> Prompt:
In the copy of the lines below, leave out pictures and print everything else exactly.

> Excerpted data:
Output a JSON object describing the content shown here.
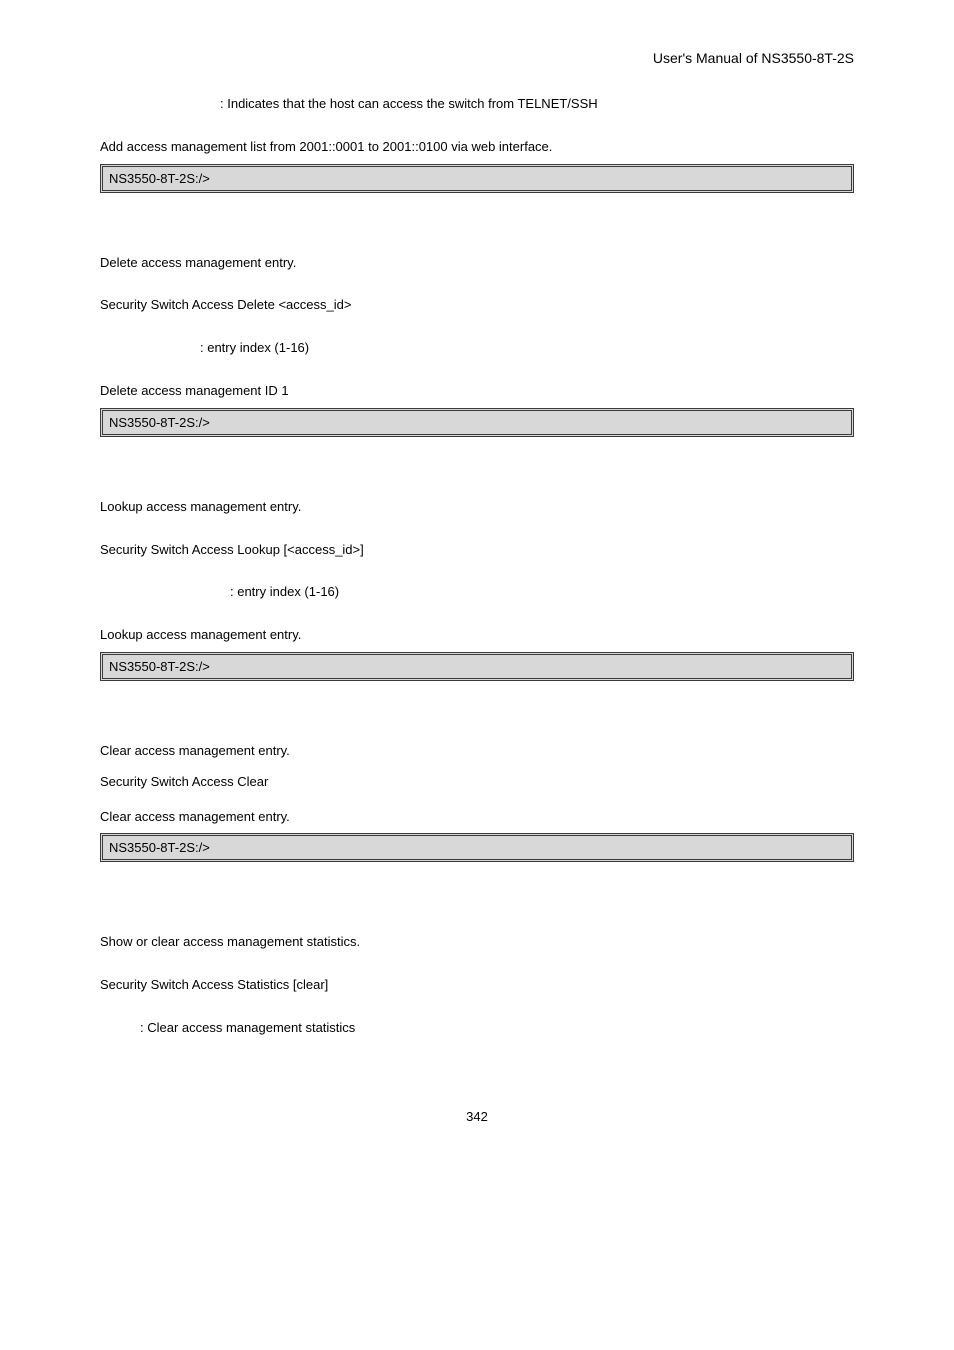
{
  "header": {
    "manual_title": "User's  Manual  of  NS3550-8T-2S"
  },
  "access_add": {
    "telnet_note": ": Indicates that the host can access the switch from TELNET/SSH",
    "example_intro": "Add access management list from 2001::0001 to 2001::0100 via web interface.",
    "prompt": "NS3550-8T-2S:/>"
  },
  "access_delete": {
    "desc": "Delete access management entry.",
    "syntax": "Security Switch Access Delete <access_id>",
    "param": ": entry index (1-16)",
    "example_intro": "Delete access management ID 1",
    "prompt": "NS3550-8T-2S:/>"
  },
  "access_lookup": {
    "desc": "Lookup access management entry.",
    "syntax": "Security Switch Access Lookup [<access_id>]",
    "param": ": entry index (1-16)",
    "example_intro": "Lookup access management entry.",
    "prompt": "NS3550-8T-2S:/>"
  },
  "access_clear": {
    "desc": "Clear access management entry.",
    "syntax": "Security Switch Access Clear",
    "example_intro": "Clear access management entry.",
    "prompt": "NS3550-8T-2S:/>"
  },
  "access_stats": {
    "desc": "Show or clear access management statistics.",
    "syntax": "Security Switch Access Statistics [clear]",
    "param": ": Clear access management statistics"
  },
  "footer": {
    "page_number": "342"
  }
}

> Answer space:
Output a JSON object describing the content shown here.
{
  "header": {
    "manual_title": "User's  Manual  of  NS3550-8T-2S"
  },
  "access_add": {
    "telnet_note": ": Indicates that the host can access the switch from TELNET/SSH",
    "example_intro": "Add access management list from 2001::0001 to 2001::0100 via web interface.",
    "prompt": "NS3550-8T-2S:/>"
  },
  "access_delete": {
    "desc": "Delete access management entry.",
    "syntax": "Security Switch Access Delete <access_id>",
    "param": ": entry index (1-16)",
    "example_intro": "Delete access management ID 1",
    "prompt": "NS3550-8T-2S:/>"
  },
  "access_lookup": {
    "desc": "Lookup access management entry.",
    "syntax": "Security Switch Access Lookup [<access_id>]",
    "param": ": entry index (1-16)",
    "example_intro": "Lookup access management entry.",
    "prompt": "NS3550-8T-2S:/>"
  },
  "access_clear": {
    "desc": "Clear access management entry.",
    "syntax": "Security Switch Access Clear",
    "example_intro": "Clear access management entry.",
    "prompt": "NS3550-8T-2S:/>"
  },
  "access_stats": {
    "desc": "Show or clear access management statistics.",
    "syntax": "Security Switch Access Statistics [clear]",
    "param": ": Clear access management statistics"
  },
  "footer": {
    "page_number": "342"
  }
}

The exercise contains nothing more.